I felt a sense of unconditional love and friendship with everyone there. The looks on their faces, the talks we had, was certainly felt in return. There was no judgement and even if someone got upset about something (as we entertained a controversial discussion about COVID – privately), it was quickly dissolved with kind and thoughtful words. We were all on a quest for theological discovery, for spiritual strength and knowledge.
I did not know that priests have doctorates. I did not know that the Bible is missing seven chapters which are in the Catholic version. I knew it was missing the Nag Hammadi and the Dead Sea Scrolls, but not that. I did not know that Saint Meinrad has a university and you can obtain a graduate degree there. There were many things I did not know and this is the reason to do a retreat. For self-reflection, study, education and friendship. Oh, and the priests/monks make peanut-butter! I haven’t tried it yet. They make an assortment of other interesting delicacies as well.

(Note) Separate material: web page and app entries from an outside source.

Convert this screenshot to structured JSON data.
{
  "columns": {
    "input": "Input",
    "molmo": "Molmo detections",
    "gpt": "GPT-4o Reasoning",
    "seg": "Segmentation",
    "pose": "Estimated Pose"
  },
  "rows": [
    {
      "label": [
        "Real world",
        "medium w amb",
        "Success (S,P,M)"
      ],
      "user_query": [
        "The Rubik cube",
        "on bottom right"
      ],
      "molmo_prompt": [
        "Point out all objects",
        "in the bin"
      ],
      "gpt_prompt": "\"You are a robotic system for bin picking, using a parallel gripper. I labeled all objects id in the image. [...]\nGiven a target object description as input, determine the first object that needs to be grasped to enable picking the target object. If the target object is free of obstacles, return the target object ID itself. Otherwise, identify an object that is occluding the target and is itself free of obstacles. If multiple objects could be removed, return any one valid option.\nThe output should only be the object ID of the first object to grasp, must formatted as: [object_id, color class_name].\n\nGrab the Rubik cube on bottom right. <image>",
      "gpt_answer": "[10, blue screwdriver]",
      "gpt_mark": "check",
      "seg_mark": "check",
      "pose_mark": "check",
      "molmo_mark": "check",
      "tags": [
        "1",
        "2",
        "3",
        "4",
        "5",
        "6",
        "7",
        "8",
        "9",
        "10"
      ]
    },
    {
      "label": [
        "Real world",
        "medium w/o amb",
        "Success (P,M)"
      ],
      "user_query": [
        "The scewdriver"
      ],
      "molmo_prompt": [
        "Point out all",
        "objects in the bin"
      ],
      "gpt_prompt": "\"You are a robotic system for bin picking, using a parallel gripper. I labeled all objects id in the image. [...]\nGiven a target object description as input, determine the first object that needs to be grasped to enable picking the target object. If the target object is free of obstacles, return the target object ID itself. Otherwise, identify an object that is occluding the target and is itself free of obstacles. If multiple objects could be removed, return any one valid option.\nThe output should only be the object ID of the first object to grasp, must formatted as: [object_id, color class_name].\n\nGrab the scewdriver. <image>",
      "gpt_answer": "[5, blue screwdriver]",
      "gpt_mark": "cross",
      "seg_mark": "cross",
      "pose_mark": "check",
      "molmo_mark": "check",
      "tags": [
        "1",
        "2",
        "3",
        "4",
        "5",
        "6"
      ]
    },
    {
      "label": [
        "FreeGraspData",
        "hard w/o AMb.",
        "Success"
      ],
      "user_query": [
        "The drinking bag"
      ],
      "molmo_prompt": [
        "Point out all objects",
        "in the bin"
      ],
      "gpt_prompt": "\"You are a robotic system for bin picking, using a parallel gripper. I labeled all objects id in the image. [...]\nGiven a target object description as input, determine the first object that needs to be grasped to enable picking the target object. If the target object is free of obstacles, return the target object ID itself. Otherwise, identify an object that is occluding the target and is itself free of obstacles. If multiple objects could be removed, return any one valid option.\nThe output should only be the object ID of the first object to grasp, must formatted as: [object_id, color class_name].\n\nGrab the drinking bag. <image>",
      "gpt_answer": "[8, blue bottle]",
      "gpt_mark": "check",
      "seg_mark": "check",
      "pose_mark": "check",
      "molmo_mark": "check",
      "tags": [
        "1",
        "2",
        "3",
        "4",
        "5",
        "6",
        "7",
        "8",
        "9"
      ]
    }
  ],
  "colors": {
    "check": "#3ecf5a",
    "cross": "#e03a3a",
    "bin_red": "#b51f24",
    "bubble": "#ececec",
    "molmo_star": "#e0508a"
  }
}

The trip there was long and arduous, neither Ellen nor I are spring chickens and needed to get out and stretch – A LOT. When you are driving down exit 72 (from 64), you see the arch abbey on the right (FYI) and while it does not feel as if you are going in a circle, you realize soon that you are to turn left and there it is again. Haven’t figured that one out yet. Right before we saw the sign for the arch abbey, I saw this beautiful blond/light brown Belgian horse (on the right), standing tall staring straight at me. I was so captivated by its beauty. And in a blink, we were there. On the return from the arch abbey, the horse was up on a hill, their back turned from us; as if to say goodbye. Horses generally symbolize freedom, courage, spiritual enlightenment or wisdom. The Belgian is used as a work horse, so it is probably symbolic of being tough and strong.
That last day, I got up and felt ill, somewhat belatedly though expected as my nerves get the best of me on any last day of a trip. The idea of getting back into travel mode but now it was about leaving. By the time our final meal came about, I felt nauseous. I am an empath. My somatic symptoms were my reluctance to leave. It felt addicting being there. I had so many thoughts about how I could come back. I knew I could take many retreats there throughout the year. I also knew I needed to ground myself and not get carried away. Ellen and I took one more drive to the gift shop, for one more Christmas present. We looked around and said our goodbyes. After passing the Belgian horse, we began to debrief and soon I was back to my normal self again. My somewhat normal self. Today, as I write, I continue to wonder what the path is that lay before me. What does God have in mind for me next? I began working with clients again today, more aware of my transpersonal guidance. And, as I have walked through the day, held the thoughts of the Lord, in my heart, as I walk in the land of the living.